After today's funeral of Beijing's last Orthodox priest, it is still unknown when the Chinese Autonomous Orthodox Church will have a church in the capital. Visiting Russian Orthodox priest Fr Dionisy Pozdnyayev told Forum 18 News Service that Orthodox believers "have no priest now, no church and nowhere to pray", although he said the authorities were positive about the idea of Chinese Orthodox studying for the priesthood in Russia. The Russian Orthodox Church has being trying to help the Chinese Autonomous Orthodox Church, which the Cultural Revolution decimated, without success asking to send priests to surviving Chinese parishes, Forum 18 has been told. Several parishes still survive in Inner Mongolia and in Xinjiang Province in north west China. The only surviving Chinese local clergy are in the southern city of Shanghai, where St Nicholas' church has been turned into a French restaurant. Elsewhere, Chinese Orthodox churches are also being used for other purposes, in at least one case as a night club.

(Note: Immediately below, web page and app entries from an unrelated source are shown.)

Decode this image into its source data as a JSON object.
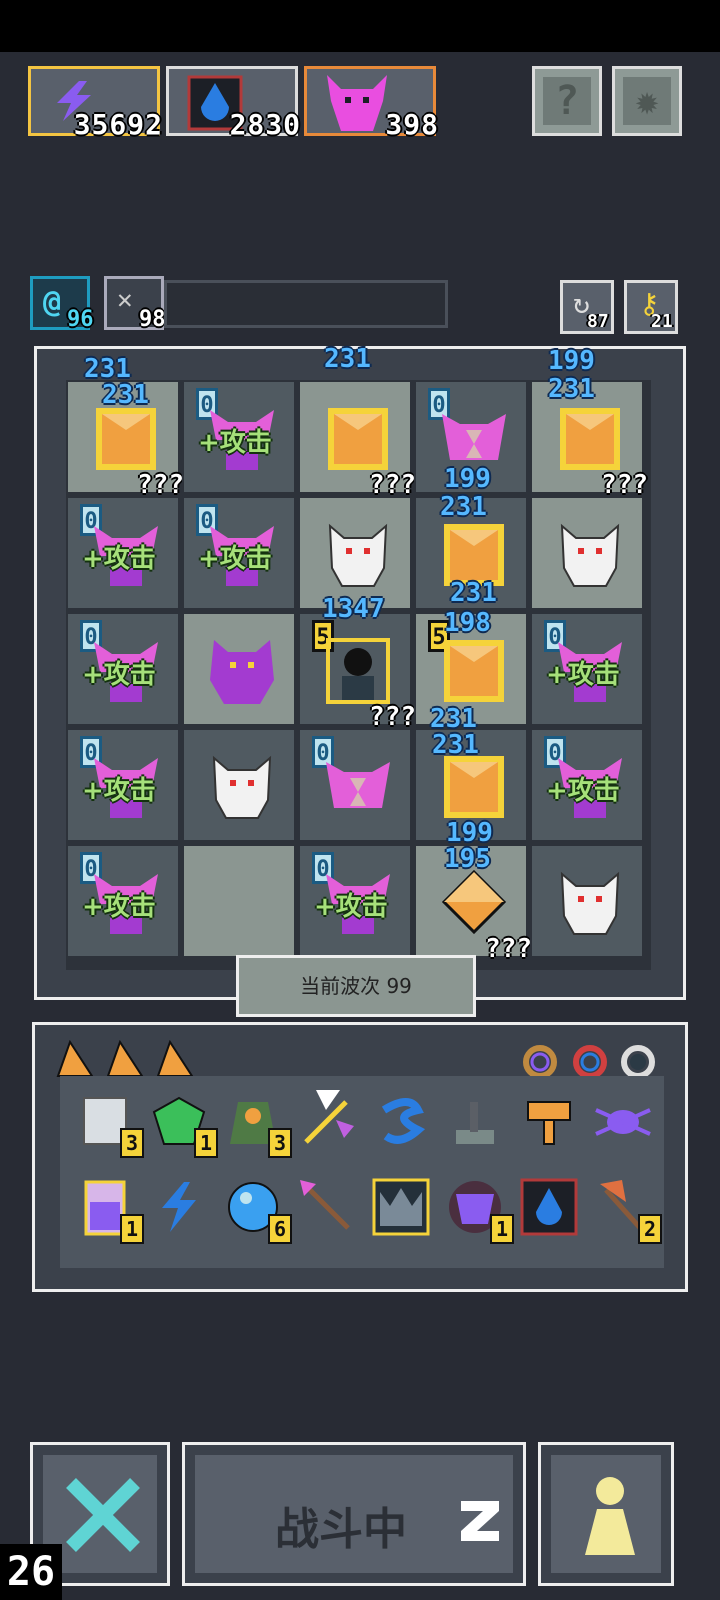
{
  "resources": {
    "energy": {
      "value": "35692",
      "icon": "lightning-icon",
      "color": "#8a5cf0"
    },
    "mana": {
      "value": "2830",
      "icon": "blue-drop-icon",
      "color": "#2a7de1"
    },
    "enemy": {
      "value": "398",
      "icon": "pink-demon-icon",
      "color": "#e94ee0"
    }
  },
  "top_buttons": {
    "help_label": "?",
    "settings_icon": "gear-icon"
  },
  "sub_stats": {
    "swirl_value": "96",
    "bat_value": "98",
    "rotate_value": "87",
    "key_value": "21"
  },
  "grid_labels": {
    "attack_tag": "+攻击",
    "unknown": "???",
    "zero": "0",
    "five": "5"
  },
  "damage_numbers": [
    "231",
    "231",
    "231",
    "199",
    "231",
    "199",
    "231",
    "1347",
    "231",
    "198",
    "231",
    "231",
    "199",
    "195"
  ],
  "wave": {
    "label": "当前波次 99"
  },
  "inventory": {
    "items": [
      {
        "icon": "scroll-icon",
        "qty": "3"
      },
      {
        "icon": "green-gem-icon",
        "qty": "1"
      },
      {
        "icon": "hooded-figure-icon",
        "qty": "3"
      },
      {
        "icon": "magic-wand-icon",
        "qty": ""
      },
      {
        "icon": "blue-swirl-icon",
        "qty": ""
      },
      {
        "icon": "lever-icon",
        "qty": ""
      },
      {
        "icon": "key-icon",
        "qty": ""
      },
      {
        "icon": "purple-spider-icon",
        "qty": ""
      },
      {
        "icon": "potion-jar-icon",
        "qty": "1"
      },
      {
        "icon": "blue-bolt-icon",
        "qty": ""
      },
      {
        "icon": "blue-orb-icon",
        "qty": "6"
      },
      {
        "icon": "arrow-icon",
        "qty": ""
      },
      {
        "icon": "crown-icon",
        "qty": ""
      },
      {
        "icon": "demon-face-icon",
        "qty": "1"
      },
      {
        "icon": "fire-card-icon",
        "qty": ""
      },
      {
        "icon": "axe-icon",
        "qty": "2"
      }
    ]
  },
  "bottom": {
    "battle_label": "战斗中",
    "corner_number": "26"
  }
}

16 December 2003
Moscow city's justice department has failed to explain to Forum 18 News Service why it allowed the founding document of a Methodist Church to be altered without the knowledge or consent of the church, thus facilitating the "sale" of the building to new "owners". Guards hired by these "owners" have seized the building, with the pastor and church officials remaining inside. Aleksandr Buksman, head of the local city registration department for religious organisations, has claimed to Forum 18 that the demands of Russia's religion law "were fully observed by the religious organisation". This claim is very strongly disputed by the church, which points out to Forum 18 that a "meeting" Buksman refers to was not authorised by the church, did not involve church members, and was not held on church premises. Buksman has failed to explain why his department did not check any of this with the church leadership.
15 December 2003
A Methodist church may lose its church building after the local Moscow city justice department allowed outsiders to change the building's ownership without the church's knowledge, Forum 18 News Service has learnt. Guards loyal to the new "owners" have seized the building, though the pastor and church officials remain inside. The local Moscow justice department has declined to explain to Forum 18 why it allowed the "ownership change" to happen without the church's knowledge. However, Maksim Zubov, of the federal Justice Ministry has pointed out to Forum 18 that "no-one has the right to change the founding document of a religious organisation without its knowledge." Church officials suspect that the reason may be local city corruption, and Bishop Ruediger Minor, head of the United Methodist Church in Russia, has told Forum 18 that "the whole thing could only happen because of some (at least silent) support from administrative and other structures."